#### [YOUR TASK]
Every entry in the data is to be written out exactly; no picture belongs in the copy.

#### [EXERCISE MATERIAL]
--- START ---

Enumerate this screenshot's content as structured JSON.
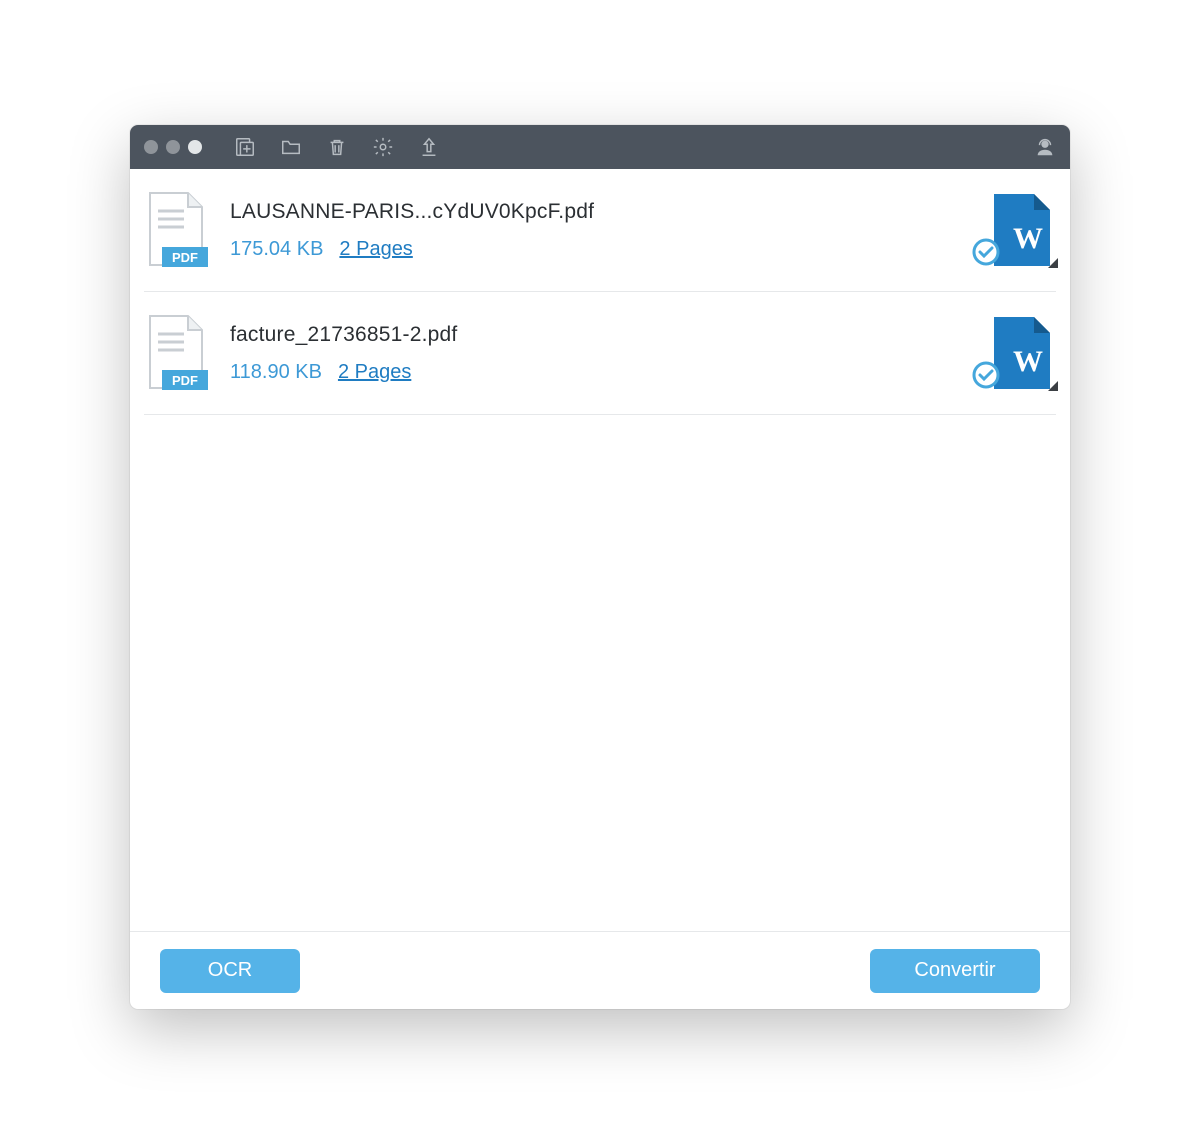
{
  "files": [
    {
      "name": "LAUSANNE-PARIS...cYdUV0KpcF.pdf",
      "size": "175.04 KB",
      "pages": "2 Pages"
    },
    {
      "name": "facture_21736851-2.pdf",
      "size": "118.90 KB",
      "pages": "2 Pages"
    }
  ],
  "footer": {
    "ocr_label": "OCR",
    "convert_label": "Convertir"
  },
  "icons": {
    "add_file": "add-file-icon",
    "add_folder": "folder-icon",
    "delete": "trash-icon",
    "settings": "gear-icon",
    "export": "upload-icon",
    "support": "support-agent-icon",
    "pdf": "pdf-file-icon",
    "word": "word-file-icon",
    "check": "check-badge-icon"
  },
  "colors": {
    "titlebar": "#4c545e",
    "accent": "#55b3e8",
    "link": "#1f7cc2",
    "size_text": "#3d99d6",
    "word_blue": "#1f7cc2"
  }
}
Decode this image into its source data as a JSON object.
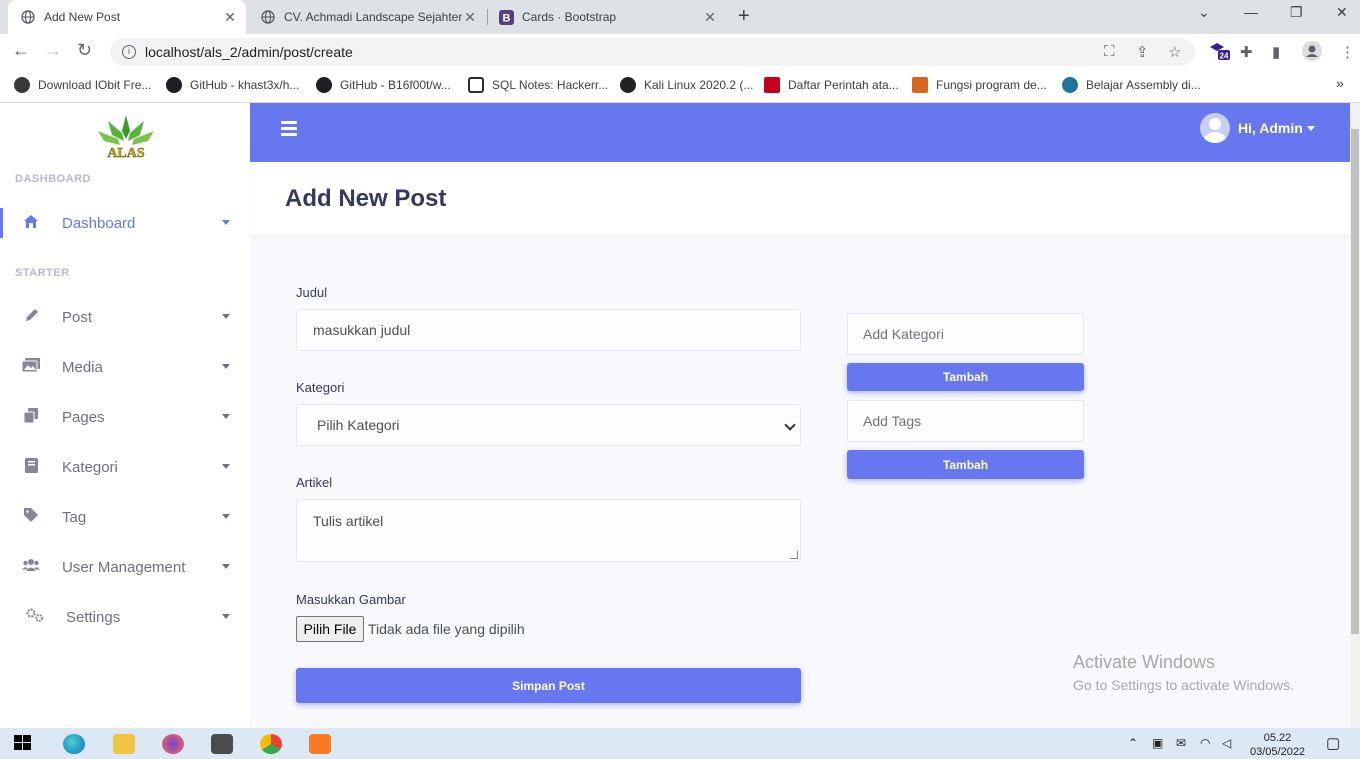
{
  "browser": {
    "tabs": [
      {
        "title": "Add New Post",
        "icon": "globe-icon"
      },
      {
        "title": "CV. Achmadi Landscape Sejahtera",
        "icon": "globe-icon"
      },
      {
        "title": "Cards · Bootstrap",
        "icon": "bootstrap-icon"
      }
    ],
    "url": "localhost/als_2/admin/post/create",
    "extension_badge": "24",
    "bookmarks": [
      {
        "label": "Download IObit Fre...",
        "icon": "iobit-icon"
      },
      {
        "label": "GitHub - khast3x/h...",
        "icon": "github-icon"
      },
      {
        "label": "GitHub - B16f00t/w...",
        "icon": "github-icon"
      },
      {
        "label": "SQL Notes: Hackerr...",
        "icon": "hackerrank-icon"
      },
      {
        "label": "Kali Linux 2020.2 (...",
        "icon": "kali-icon"
      },
      {
        "label": "Daftar Perintah ata...",
        "icon": "bookmark-m-icon"
      },
      {
        "label": "Fungsi program de...",
        "icon": "bookmark-img-icon"
      },
      {
        "label": "Belajar Assembly di...",
        "icon": "wordpress-icon"
      }
    ]
  },
  "sidebar": {
    "logo_text": "ALAS",
    "sections": {
      "dashboard": "DASHBOARD",
      "starter": "STARTER"
    },
    "items": [
      {
        "label": "Dashboard",
        "icon": "home-icon",
        "active": true
      },
      {
        "label": "Post",
        "icon": "pencil-icon"
      },
      {
        "label": "Media",
        "icon": "images-icon"
      },
      {
        "label": "Pages",
        "icon": "copy-icon"
      },
      {
        "label": "Kategori",
        "icon": "book-icon"
      },
      {
        "label": "Tag",
        "icon": "tag-icon"
      },
      {
        "label": "User Management",
        "icon": "users-icon"
      },
      {
        "label": "Settings",
        "icon": "cogs-icon"
      }
    ]
  },
  "topbar": {
    "greeting": "Hi, Admin"
  },
  "page": {
    "title": "Add New Post"
  },
  "form": {
    "judul": {
      "label": "Judul",
      "placeholder": "masukkan judul"
    },
    "kategori": {
      "label": "Kategori",
      "selected": "Pilih Kategori"
    },
    "artikel": {
      "label": "Artikel",
      "placeholder": "Tulis artikel"
    },
    "gambar": {
      "label": "Masukkan Gambar",
      "button": "Pilih File",
      "status": "Tidak ada file yang dipilih"
    },
    "submit": "Simpan Post"
  },
  "side_panel": {
    "kategori_placeholder": "Add Kategori",
    "kategori_button": "Tambah",
    "tags_placeholder": "Add Tags",
    "tags_button": "Tambah"
  },
  "watermark": {
    "title": "Activate Windows",
    "subtitle": "Go to Settings to activate Windows."
  },
  "taskbar": {
    "time": "05.22",
    "date": "03/05/2022"
  },
  "colors": {
    "accent": "#6777ef",
    "sidebar_bg": "#ffffff",
    "page_bg": "#f8f9fc"
  }
}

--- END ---

#### [EXPECTED ANSWER]
Enumerate this screenshot's content as structured JSON.
{
  "files": [
    {
      "name": "LAUSANNE-PARIS...cYdUV0KpcF.pdf",
      "size": "175.04 KB",
      "pages": "2 Pages"
    },
    {
      "name": "facture_21736851-2.pdf",
      "size": "118.90 KB",
      "pages": "2 Pages"
    }
  ],
  "footer": {
    "ocr_label": "OCR",
    "convert_label": "Convertir"
  },
  "icons": {
    "add_file": "add-file-icon",
    "add_folder": "folder-icon",
    "delete": "trash-icon",
    "settings": "gear-icon",
    "export": "upload-icon",
    "support": "support-agent-icon",
    "pdf": "pdf-file-icon",
    "word": "word-file-icon",
    "check": "check-badge-icon"
  },
  "colors": {
    "titlebar": "#4c545e",
    "accent": "#55b3e8",
    "link": "#1f7cc2",
    "size_text": "#3d99d6",
    "word_blue": "#1f7cc2"
  }
}
Decode this image into its source data as a JSON object.
{
  "browser": {
    "tabs": [
      {
        "title": "Add New Post",
        "icon": "globe-icon"
      },
      {
        "title": "CV. Achmadi Landscape Sejahtera",
        "icon": "globe-icon"
      },
      {
        "title": "Cards · Bootstrap",
        "icon": "bootstrap-icon"
      }
    ],
    "url": "localhost/als_2/admin/post/create",
    "extension_badge": "24",
    "bookmarks": [
      {
        "label": "Download IObit Fre...",
        "icon": "iobit-icon"
      },
      {
        "label": "GitHub - khast3x/h...",
        "icon": "github-icon"
      },
      {
        "label": "GitHub - B16f00t/w...",
        "icon": "github-icon"
      },
      {
        "label": "SQL Notes: Hackerr...",
        "icon": "hackerrank-icon"
      },
      {
        "label": "Kali Linux 2020.2 (...",
        "icon": "kali-icon"
      },
      {
        "label": "Daftar Perintah ata...",
        "icon": "bookmark-m-icon"
      },
      {
        "label": "Fungsi program de...",
        "icon": "bookmark-img-icon"
      },
      {
        "label": "Belajar Assembly di...",
        "icon": "wordpress-icon"
      }
    ]
  },
  "sidebar": {
    "logo_text": "ALAS",
    "sections": {
      "dashboard": "DASHBOARD",
      "starter": "STARTER"
    },
    "items": [
      {
        "label": "Dashboard",
        "icon": "home-icon",
        "active": true
      },
      {
        "label": "Post",
        "icon": "pencil-icon"
      },
      {
        "label": "Media",
        "icon": "images-icon"
      },
      {
        "label": "Pages",
        "icon": "copy-icon"
      },
      {
        "label": "Kategori",
        "icon": "book-icon"
      },
      {
        "label": "Tag",
        "icon": "tag-icon"
      },
      {
        "label": "User Management",
        "icon": "users-icon"
      },
      {
        "label": "Settings",
        "icon": "cogs-icon"
      }
    ]
  },
  "topbar": {
    "greeting": "Hi, Admin"
  },
  "page": {
    "title": "Add New Post"
  },
  "form": {
    "judul": {
      "label": "Judul",
      "placeholder": "masukkan judul"
    },
    "kategori": {
      "label": "Kategori",
      "selected": "Pilih Kategori"
    },
    "artikel": {
      "label": "Artikel",
      "placeholder": "Tulis artikel"
    },
    "gambar": {
      "label": "Masukkan Gambar",
      "button": "Pilih File",
      "status": "Tidak ada file yang dipilih"
    },
    "submit": "Simpan Post"
  },
  "side_panel": {
    "kategori_placeholder": "Add Kategori",
    "kategori_button": "Tambah",
    "tags_placeholder": "Add Tags",
    "tags_button": "Tambah"
  },
  "watermark": {
    "title": "Activate Windows",
    "subtitle": "Go to Settings to activate Windows."
  },
  "taskbar": {
    "time": "05.22",
    "date": "03/05/2022"
  },
  "colors": {
    "accent": "#6777ef",
    "sidebar_bg": "#ffffff",
    "page_bg": "#f8f9fc"
  }
}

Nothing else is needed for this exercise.